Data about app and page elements
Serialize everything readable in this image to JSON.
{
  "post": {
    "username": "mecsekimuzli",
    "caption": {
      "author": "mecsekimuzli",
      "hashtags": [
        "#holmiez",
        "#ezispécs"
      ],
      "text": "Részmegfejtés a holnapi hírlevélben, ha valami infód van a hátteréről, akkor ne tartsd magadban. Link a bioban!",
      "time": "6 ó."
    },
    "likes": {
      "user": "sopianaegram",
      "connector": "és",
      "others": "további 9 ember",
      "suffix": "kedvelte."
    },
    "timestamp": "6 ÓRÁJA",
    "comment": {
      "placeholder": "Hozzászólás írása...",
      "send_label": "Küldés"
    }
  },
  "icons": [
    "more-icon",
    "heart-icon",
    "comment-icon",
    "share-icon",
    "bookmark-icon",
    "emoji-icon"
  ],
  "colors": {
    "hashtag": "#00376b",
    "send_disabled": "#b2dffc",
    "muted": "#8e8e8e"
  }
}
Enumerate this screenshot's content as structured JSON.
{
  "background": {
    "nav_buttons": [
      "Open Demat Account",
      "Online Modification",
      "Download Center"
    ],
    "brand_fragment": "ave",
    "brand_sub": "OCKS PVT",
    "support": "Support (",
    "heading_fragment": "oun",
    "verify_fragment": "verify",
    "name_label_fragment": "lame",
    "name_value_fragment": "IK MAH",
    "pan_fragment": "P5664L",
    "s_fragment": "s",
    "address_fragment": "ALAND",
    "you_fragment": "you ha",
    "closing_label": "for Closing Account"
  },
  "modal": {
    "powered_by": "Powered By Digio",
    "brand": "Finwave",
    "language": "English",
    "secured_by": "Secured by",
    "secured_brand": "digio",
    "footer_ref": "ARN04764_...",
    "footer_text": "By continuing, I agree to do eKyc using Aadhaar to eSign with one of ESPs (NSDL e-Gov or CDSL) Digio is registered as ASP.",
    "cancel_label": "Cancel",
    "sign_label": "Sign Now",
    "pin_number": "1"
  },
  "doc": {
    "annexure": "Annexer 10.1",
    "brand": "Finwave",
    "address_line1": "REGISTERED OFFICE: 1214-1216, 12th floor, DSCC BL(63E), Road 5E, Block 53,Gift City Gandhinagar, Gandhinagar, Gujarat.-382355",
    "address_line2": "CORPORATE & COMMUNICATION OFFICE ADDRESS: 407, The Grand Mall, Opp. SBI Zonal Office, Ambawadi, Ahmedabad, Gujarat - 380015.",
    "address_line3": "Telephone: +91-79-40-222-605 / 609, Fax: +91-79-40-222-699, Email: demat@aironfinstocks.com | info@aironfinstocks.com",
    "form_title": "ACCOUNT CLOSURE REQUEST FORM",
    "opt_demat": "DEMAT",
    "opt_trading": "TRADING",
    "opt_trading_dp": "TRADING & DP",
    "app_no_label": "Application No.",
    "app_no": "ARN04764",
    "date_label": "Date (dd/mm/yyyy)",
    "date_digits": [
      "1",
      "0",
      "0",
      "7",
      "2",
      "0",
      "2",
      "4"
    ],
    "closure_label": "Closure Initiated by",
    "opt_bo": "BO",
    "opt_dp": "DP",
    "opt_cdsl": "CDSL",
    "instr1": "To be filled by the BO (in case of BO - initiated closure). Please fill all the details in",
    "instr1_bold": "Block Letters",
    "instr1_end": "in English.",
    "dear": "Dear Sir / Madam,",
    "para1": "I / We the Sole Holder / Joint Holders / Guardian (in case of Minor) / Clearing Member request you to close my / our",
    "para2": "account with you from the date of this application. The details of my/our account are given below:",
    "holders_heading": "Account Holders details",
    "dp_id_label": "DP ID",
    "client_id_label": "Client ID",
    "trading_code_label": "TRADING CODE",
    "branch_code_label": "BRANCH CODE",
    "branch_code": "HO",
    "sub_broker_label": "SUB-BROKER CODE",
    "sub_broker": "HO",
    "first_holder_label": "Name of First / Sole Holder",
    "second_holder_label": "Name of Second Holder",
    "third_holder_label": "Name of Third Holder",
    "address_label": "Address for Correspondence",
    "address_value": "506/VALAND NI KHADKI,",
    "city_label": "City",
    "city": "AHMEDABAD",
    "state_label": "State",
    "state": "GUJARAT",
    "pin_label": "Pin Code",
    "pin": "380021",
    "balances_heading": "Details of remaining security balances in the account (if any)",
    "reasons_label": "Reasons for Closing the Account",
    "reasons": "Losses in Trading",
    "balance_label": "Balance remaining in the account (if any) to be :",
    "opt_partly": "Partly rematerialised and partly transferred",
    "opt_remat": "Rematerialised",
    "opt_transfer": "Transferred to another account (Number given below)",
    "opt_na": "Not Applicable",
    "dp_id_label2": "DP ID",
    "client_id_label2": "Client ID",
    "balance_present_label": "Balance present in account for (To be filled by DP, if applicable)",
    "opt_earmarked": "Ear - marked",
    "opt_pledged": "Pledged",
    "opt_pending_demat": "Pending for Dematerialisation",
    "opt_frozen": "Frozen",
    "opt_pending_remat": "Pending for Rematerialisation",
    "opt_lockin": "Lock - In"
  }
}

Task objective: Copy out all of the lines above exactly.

Exercise answer:
Serialize everything readable in this image to JSON.
{
  "post": {
    "username": "mecsekimuzli",
    "caption": {
      "author": "mecsekimuzli",
      "hashtags": [
        "#holmiez",
        "#ezispécs"
      ],
      "text": "Részmegfejtés a holnapi hírlevélben, ha valami infód van a hátteréről, akkor ne tartsd magadban. Link a bioban!",
      "time": "6 ó."
    },
    "likes": {
      "user": "sopianaegram",
      "connector": "és",
      "others": "további 9 ember",
      "suffix": "kedvelte."
    },
    "timestamp": "6 ÓRÁJA",
    "comment": {
      "placeholder": "Hozzászólás írása...",
      "send_label": "Küldés"
    }
  },
  "icons": [
    "more-icon",
    "heart-icon",
    "comment-icon",
    "share-icon",
    "bookmark-icon",
    "emoji-icon"
  ],
  "colors": {
    "hashtag": "#00376b",
    "send_disabled": "#b2dffc",
    "muted": "#8e8e8e"
  }
}
Enumerate this screenshot's content as structured JSON.
{
  "background": {
    "nav_buttons": [
      "Open Demat Account",
      "Online Modification",
      "Download Center"
    ],
    "brand_fragment": "ave",
    "brand_sub": "OCKS PVT",
    "support": "Support (",
    "heading_fragment": "oun",
    "verify_fragment": "verify",
    "name_label_fragment": "lame",
    "name_value_fragment": "IK MAH",
    "pan_fragment": "P5664L",
    "s_fragment": "s",
    "address_fragment": "ALAND",
    "you_fragment": "you ha",
    "closing_label": "for Closing Account"
  },
  "modal": {
    "powered_by": "Powered By Digio",
    "brand": "Finwave",
    "language": "English",
    "secured_by": "Secured by",
    "secured_brand": "digio",
    "footer_ref": "ARN04764_...",
    "footer_text": "By continuing, I agree to do eKyc using Aadhaar to eSign with one of ESPs (NSDL e-Gov or CDSL) Digio is registered as ASP.",
    "cancel_label": "Cancel",
    "sign_label": "Sign Now",
    "pin_number": "1"
  },
  "doc": {
    "annexure": "Annexer 10.1",
    "brand": "Finwave",
    "address_line1": "REGISTERED OFFICE: 1214-1216, 12th floor, DSCC BL(63E), Road 5E, Block 53,Gift City Gandhinagar, Gandhinagar, Gujarat.-382355",
    "address_line2": "CORPORATE & COMMUNICATION OFFICE ADDRESS: 407, The Grand Mall, Opp. SBI Zonal Office, Ambawadi, Ahmedabad, Gujarat - 380015.",
    "address_line3": "Telephone: +91-79-40-222-605 / 609, Fax: +91-79-40-222-699, Email: demat@aironfinstocks.com | info@aironfinstocks.com",
    "form_title": "ACCOUNT CLOSURE REQUEST FORM",
    "opt_demat": "DEMAT",
    "opt_trading": "TRADING",
    "opt_trading_dp": "TRADING & DP",
    "app_no_label": "Application No.",
    "app_no": "ARN04764",
    "date_label": "Date (dd/mm/yyyy)",
    "date_digits": [
      "1",
      "0",
      "0",
      "7",
      "2",
      "0",
      "2",
      "4"
    ],
    "closure_label": "Closure Initiated by",
    "opt_bo": "BO",
    "opt_dp": "DP",
    "opt_cdsl": "CDSL",
    "instr1": "To be filled by the BO (in case of BO - initiated closure). Please fill all the details in",
    "instr1_bold": "Block Letters",
    "instr1_end": "in English.",
    "dear": "Dear Sir / Madam,",
    "para1": "I / We the Sole Holder / Joint Holders / Guardian (in case of Minor) / Clearing Member request you to close my / our",
    "para2": "account with you from the date of this application. The details of my/our account are given below:",
    "holders_heading": "Account Holders details",
    "dp_id_label": "DP ID",
    "client_id_label": "Client ID",
    "trading_code_label": "TRADING CODE",
    "branch_code_label": "BRANCH CODE",
    "branch_code": "HO",
    "sub_broker_label": "SUB-BROKER CODE",
    "sub_broker": "HO",
    "first_holder_label": "Name of First / Sole Holder",
    "second_holder_label": "Name of Second Holder",
    "third_holder_label": "Name of Third Holder",
    "address_label": "Address for Correspondence",
    "address_value": "506/VALAND NI KHADKI,",
    "city_label": "City",
    "city": "AHMEDABAD",
    "state_label": "State",
    "state": "GUJARAT",
    "pin_label": "Pin Code",
    "pin": "380021",
    "balances_heading": "Details of remaining security balances in the account (if any)",
    "reasons_label": "Reasons for Closing the Account",
    "reasons": "Losses in Trading",
    "balance_label": "Balance remaining in the account (if any) to be :",
    "opt_partly": "Partly rematerialised and partly transferred",
    "opt_remat": "Rematerialised",
    "opt_transfer": "Transferred to another account (Number given below)",
    "opt_na": "Not Applicable",
    "dp_id_label2": "DP ID",
    "client_id_label2": "Client ID",
    "balance_present_label": "Balance present in account for (To be filled by DP, if applicable)",
    "opt_earmarked": "Ear - marked",
    "opt_pledged": "Pledged",
    "opt_pending_demat": "Pending for Dematerialisation",
    "opt_frozen": "Frozen",
    "opt_pending_remat": "Pending for Rematerialisation",
    "opt_lockin": "Lock - In"
  }
}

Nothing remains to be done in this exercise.